The veterinarians of the Oceanográfic in Valencia, Spain, have performed emergency surgery on a seahorse.
The microscopic surgery required a stitch which was almost bigger than the seahorse itself.
The emergency surgery was performed when an anomaly was discovered. The specimen in question, a male, had given birth to about a thousand offspring and the effort caused the incubator bag to prolapse.
The anomaly would have likely have resulted in the death of the animal had the vets not intervened.
The surgery was sucessfully executed with the aid of special magnifying glasses and microsurgical devices.
Veterinarians from the Oceanografic Valencia tweeted the following:
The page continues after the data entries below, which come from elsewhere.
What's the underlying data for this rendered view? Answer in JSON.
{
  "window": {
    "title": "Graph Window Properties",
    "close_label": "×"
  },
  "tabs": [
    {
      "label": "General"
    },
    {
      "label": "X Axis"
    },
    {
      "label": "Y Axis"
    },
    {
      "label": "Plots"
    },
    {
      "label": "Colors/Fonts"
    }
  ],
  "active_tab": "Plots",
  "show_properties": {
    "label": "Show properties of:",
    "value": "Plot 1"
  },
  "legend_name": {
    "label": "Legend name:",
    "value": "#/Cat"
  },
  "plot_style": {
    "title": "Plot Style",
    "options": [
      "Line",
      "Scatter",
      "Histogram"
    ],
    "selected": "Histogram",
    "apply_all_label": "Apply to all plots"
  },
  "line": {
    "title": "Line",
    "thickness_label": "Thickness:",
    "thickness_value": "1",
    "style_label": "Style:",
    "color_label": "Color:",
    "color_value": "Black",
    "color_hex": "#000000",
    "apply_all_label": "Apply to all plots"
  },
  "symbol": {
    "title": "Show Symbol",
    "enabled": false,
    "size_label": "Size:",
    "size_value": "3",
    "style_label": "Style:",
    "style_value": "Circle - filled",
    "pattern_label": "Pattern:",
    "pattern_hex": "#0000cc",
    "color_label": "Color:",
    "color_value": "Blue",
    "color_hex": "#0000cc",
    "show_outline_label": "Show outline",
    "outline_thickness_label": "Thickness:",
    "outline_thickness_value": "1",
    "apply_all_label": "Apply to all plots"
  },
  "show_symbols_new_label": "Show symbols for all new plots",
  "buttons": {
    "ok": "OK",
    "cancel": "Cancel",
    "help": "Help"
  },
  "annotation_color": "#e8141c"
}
“Veterinarians from the Oceanografic perform microsurgery to save a seahorse. After the effort of giving birth to more than a thousand offspring, the tiny animal was turned over into the bag in which it incubates for six weeks.”
👨🏼⚕ Veterinarios del @Oceanografic_vl realizan una microcirugía para salvar a un caballito de mar.
Tras el esfuerzo de parir a más de mil crías, al minúsculo animal se le giró la bolsa en la que las incuba durante seis semanas.
— Oceanogràfic València (@Oceanografic_vl) February 12, 2020
Seahorses are unique in the animal kingdom. It’s the males and not the females that gestate. They have a sack where the female deposits hundreds of eggs. The male fertilises them and closes the sack until they mature. The gestation period lasts between ten days and six weeks, depending on the species (35 in total) and the temperature of the water. After this period the seahorse lets the young out by contracting its body to make pressure and release them.
As Euro Weekly News understands, the Valencian seahorse has recovered well and the stitch is evolving properly.
According to reports from Onda Cero, the veterinarians have informed that the seahorse “continues with his normal habits” meaning the little fella spends the day eating and swimming. And will no doubt be a father again soon.